Skip to content

Home

Björn Tyrefors Hinnerich

 

Research Institute of Industrial Economics (IFN)

Grevgatan 34, Box 55665,

SE-102 15 Stockholm, Sweden

Phone: +46-(0)8-665 45 00

E-mail: bjorn.hinnerich@ifn.se

 

                        and           

 

Department of Economics

Stockholm University

106-91 Stockholm

Phone: +46-8-16 20 00,

E-mail: bjorn.hinnerich@ne.su.se

 
 

Björn Tyrefors Hinnerich, is a researcher Research Institute of Industrial Economics (IFN) and partly at the Department of Economics at Stockholm University. He received his PhD from the Stockholm School of Economics in December 2007.  His research areas of interest are in Political and Labor Economics and Applied Econometrics. His dissertation work focused on how institutions shape policy using quasi-experimental methods.  He is currently working on projects dealing with political economics, discrimination, education and economics of crime.

Selected publications

The impact of upper-secondary voucher school attendance on student achievment. Swedish evidence using external and internal evaluations (WP-version). (with Jonas Vlachos). Forthcoming Labour Economics

Democracy, Redistribution, and Political Participation: Evidence from Sweden 1919-1938. (with Per Pettersson-Lidbom) Econometrica, 82, pp.961-993. 2014,  (WP-version)

Are Boys Discriminated in Swedish High Schools ?  (with Erik Höglin and Magnus Johannesson.) Economics of Education Review, 30, pp. 682–690, 2011.  (WP-version)
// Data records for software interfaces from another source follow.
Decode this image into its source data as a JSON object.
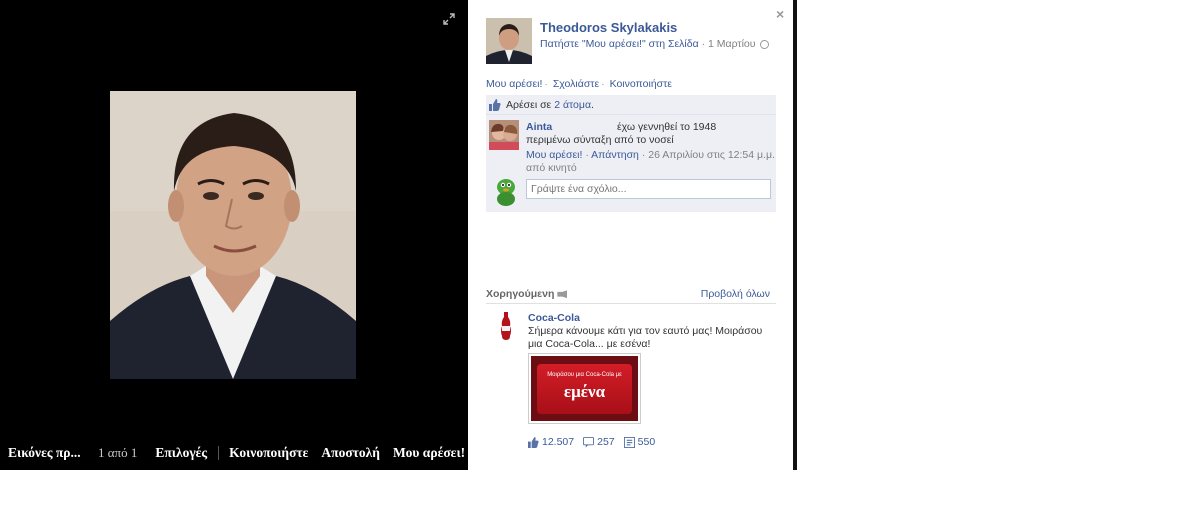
{
  "stage": {
    "album_title": "Εικόνες πρ...",
    "counter": "1 από 1",
    "actions": [
      "Επιλογές",
      "Κοινοποιήστε",
      "Αποστολή",
      "Μου αρέσει!"
    ]
  },
  "panel": {
    "owner_name": "Theodoros Skylakakis",
    "owner_sub": "Πατήστε \"Μου αρέσει!\" στη Σελίδα",
    "date": "· 1 Μαρτίου",
    "close": "×",
    "actions": [
      "Μου αρέσει!",
      "Σχολιάστε",
      "Κοινοποιήστε"
    ]
  },
  "likes": {
    "prefix": "Αρέσει σε",
    "count": "2 άτομα",
    "suffix": "."
  },
  "comment": {
    "author": "Ainta",
    "text_line1": "έχω γεννηθεί το 1948",
    "text_line2": "περιμένω σύνταξη από το νοσεί",
    "like": "Μου αρέσει!",
    "reply": "Απάντηση",
    "time": "· 26 Απριλίου στις 12:54 μ.μ.",
    "via": "από κινητό"
  },
  "comment_box": {
    "placeholder": "Γράψτε ένα σχόλιο..."
  },
  "sponsored": {
    "title": "Χορηγούμενη",
    "see_all": "Προβολή όλων"
  },
  "ad": {
    "brand": "Coca-Cola",
    "text": "Σήμερα κάνουμε κάτι για τον εαυτό μας! Μοιράσου μια Coca-Cola... με εσένα!",
    "image_small": "Μοιράσου μια Coca-Cola με",
    "image_big": "εμένα",
    "likes": "12.507",
    "comments": "257",
    "shares": "550"
  },
  "colors": {
    "link": "#3b5998",
    "stage_bg": "#000000",
    "ufi_bg": "#edeff4",
    "coke_red": "#d31d27"
  }
}
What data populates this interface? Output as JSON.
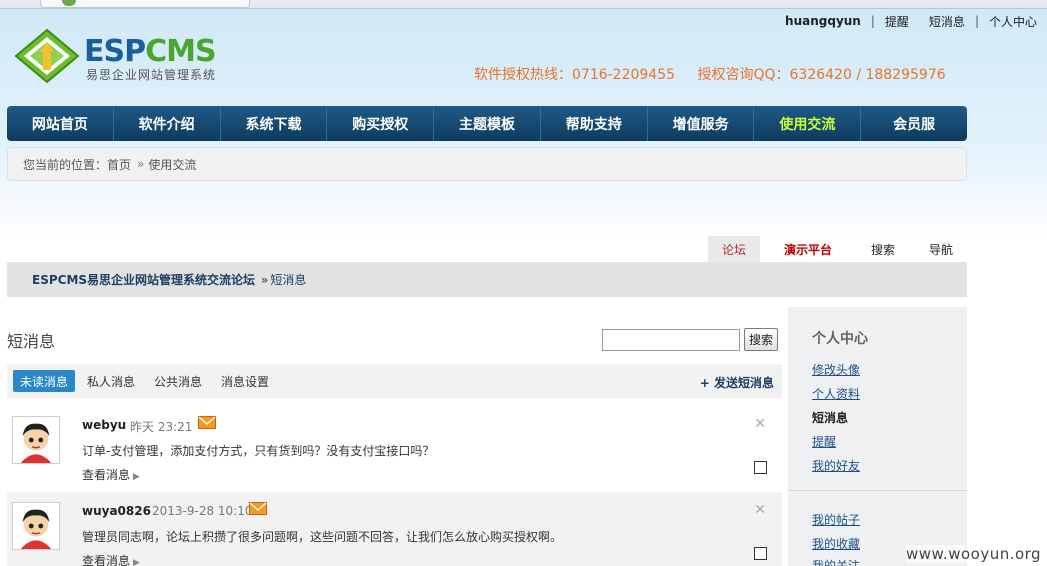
{
  "toplinks": {
    "user": "huangqyun",
    "remind": "提醒",
    "messages": "短消息",
    "center": "个人中心"
  },
  "logo": {
    "brand_a": "ESP",
    "brand_b": "CMS",
    "subtitle": "易思企业网站管理系统"
  },
  "hotline": {
    "license_line": "软件授权热线：0716-2209455",
    "qq_line": "授权咨询QQ：6326420 / 188295976"
  },
  "nav": {
    "items": [
      "网站首页",
      "软件介绍",
      "系统下载",
      "购买授权",
      "主题模板",
      "帮助支持",
      "增值服务",
      "使用交流",
      "会员服"
    ],
    "active_index": 7
  },
  "breadcrumb": {
    "prefix": "您当前的位置：首页",
    "arrow": "»",
    "current": "使用交流"
  },
  "forum_tabs": [
    "论坛",
    "演示平台",
    "搜索",
    "导航"
  ],
  "forumbar": {
    "forum_name": "ESPCMS易思企业网站管理系统交流论坛",
    "arrow": "»",
    "current": "短消息"
  },
  "page": {
    "title": "短消息",
    "search_button": "搜索",
    "search_value": ""
  },
  "msg_tabs": {
    "items": [
      "未读消息",
      "私人消息",
      "公共消息",
      "消息设置"
    ],
    "active_index": 0,
    "send": "+ 发送短消息"
  },
  "messages": [
    {
      "user": "webyu",
      "time": "昨天  23:21",
      "text": "订单-支付管理，添加支付方式，只有货到吗？没有支付宝接口吗？",
      "view": "查看消息"
    },
    {
      "user": "wuya0826",
      "time": "2013-9-28 10:10",
      "text": "管理员同志啊，论坛上积攒了很多问题啊，这些问题不回答，让我们怎么放心购买授权啊。",
      "view": "查看消息"
    }
  ],
  "side": {
    "heading": "个人中心",
    "links": [
      "修改头像",
      "个人资料",
      "短消息",
      "提醒",
      "我的好友",
      "我的帖子",
      "我的收藏",
      "我的关注"
    ],
    "current_index": 2
  },
  "watermark": "www.wooyun.org",
  "colors": {
    "nav_bg": "#0e3b5e",
    "nav_active": "#c8ff3c",
    "hotline": "#e8742a",
    "tab_active": "#2a87c8"
  }
}
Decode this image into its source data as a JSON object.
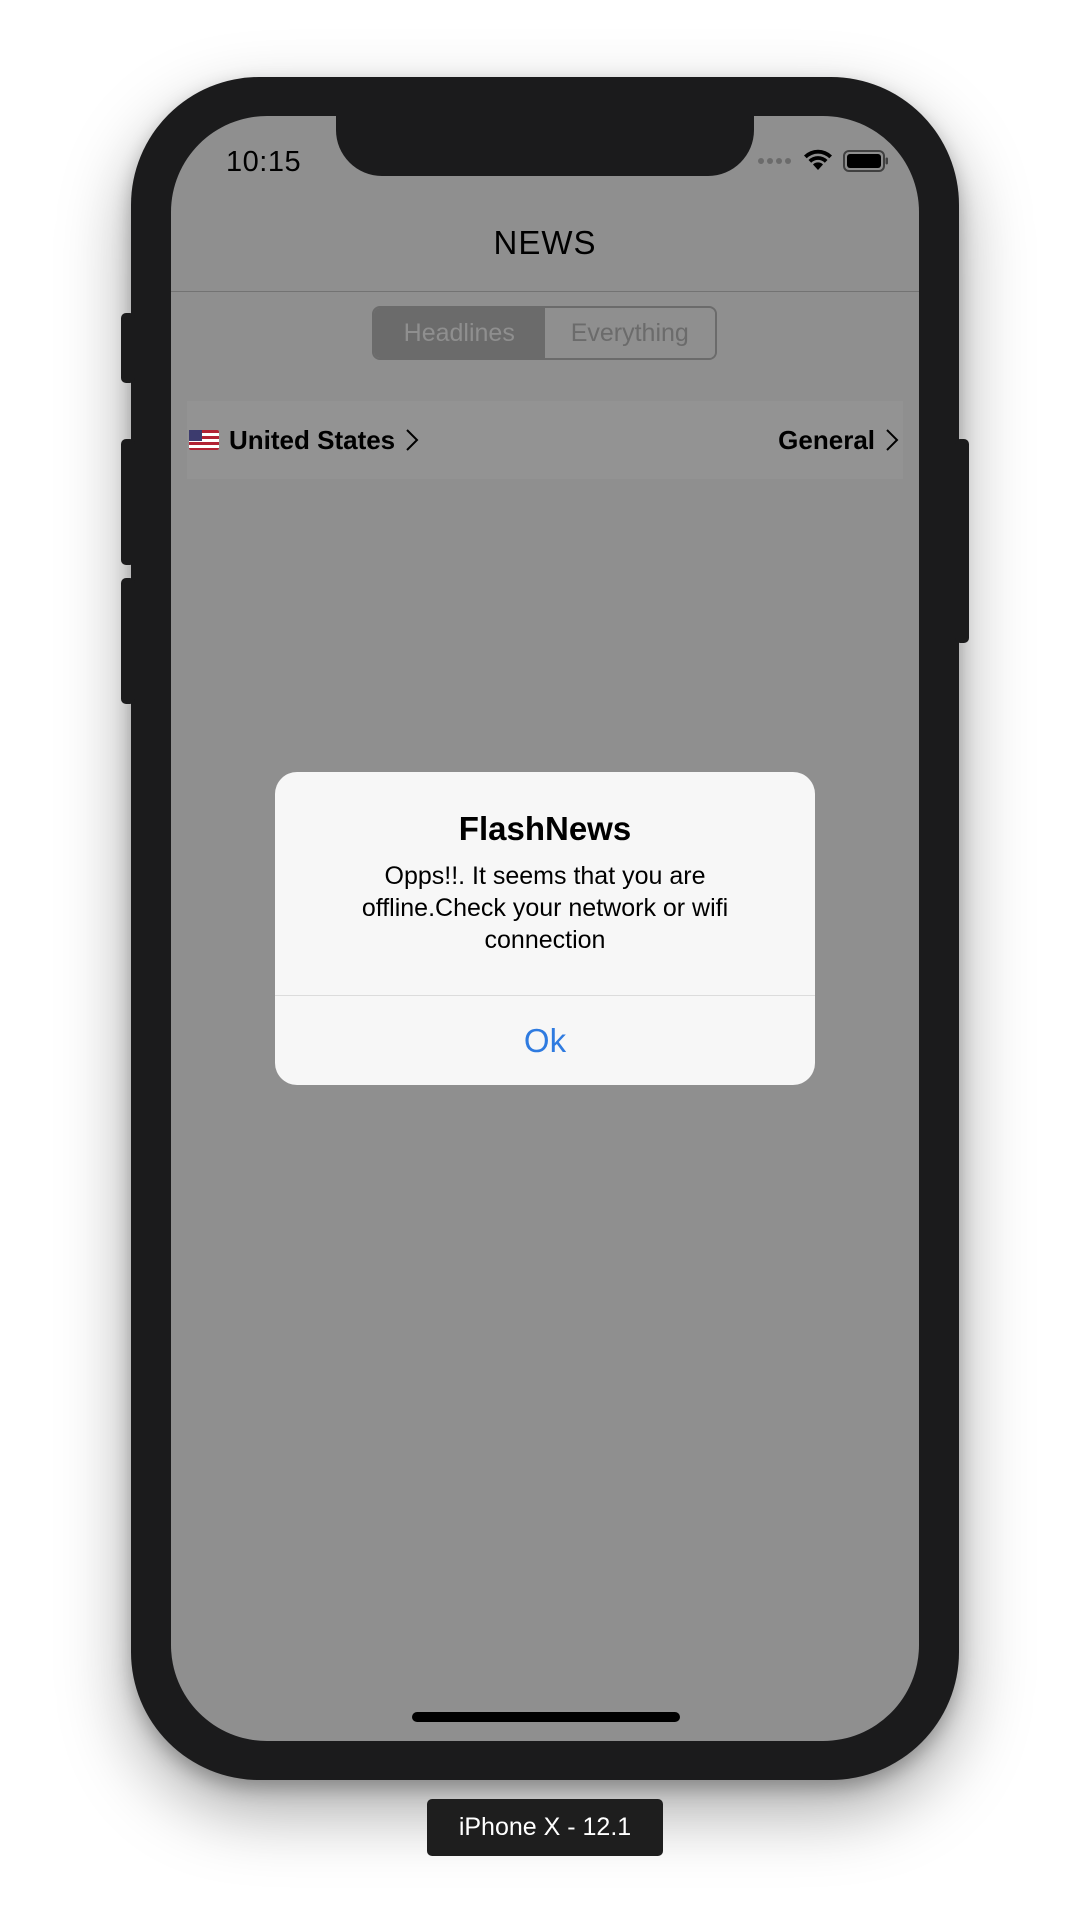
{
  "device": {
    "label": "iPhone X - 12.1"
  },
  "status_bar": {
    "time": "10:15",
    "icons": [
      "signal-dots-icon",
      "wifi-icon",
      "battery-icon"
    ]
  },
  "nav": {
    "title": "NEWS"
  },
  "segmented_control": {
    "segments": [
      {
        "label": "Headlines",
        "selected": true
      },
      {
        "label": "Everything",
        "selected": false
      }
    ]
  },
  "filters": {
    "country": {
      "flag": "us-flag-icon",
      "label": "United States"
    },
    "category": {
      "label": "General"
    }
  },
  "alert": {
    "title": "FlashNews",
    "message": "Opps!!. It seems that you are offline.Check your network or wifi connection",
    "button_label": "Ok"
  },
  "colors": {
    "dimmed_background": "#8f8f8f",
    "alert_background": "#f7f7f7",
    "alert_button": "#2f7be0",
    "device_bezel": "#1b1b1c"
  }
}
Do Merging Local Governments Free Ride on Their Counterparts When Facing Boundary Reform. Journal of Public Economics, 93 , pp. 721-728, 2009

 

New Working Papers

Gender Quotas in the Board Room and Firm Performance: Evidence from a Credible Threat in Sweden. (With Joakim Jansson)

Revisiting the Housing Wealth Effect: Evidence From an Unanticipated Renewal of an Airport Contract. (With Dany Kessel and Roine Vestman)

Do Mild Sentences Deter Crime? Evidence using a Regression-Discontinuity Design. (with Mikael Priks and Per Pettersson-Lidbom)

Age-Dependent Sentences and Crime Bunching – Empirical Evidences from Swedish Administrative Data. (with Mikael Priks and Mårten Palme)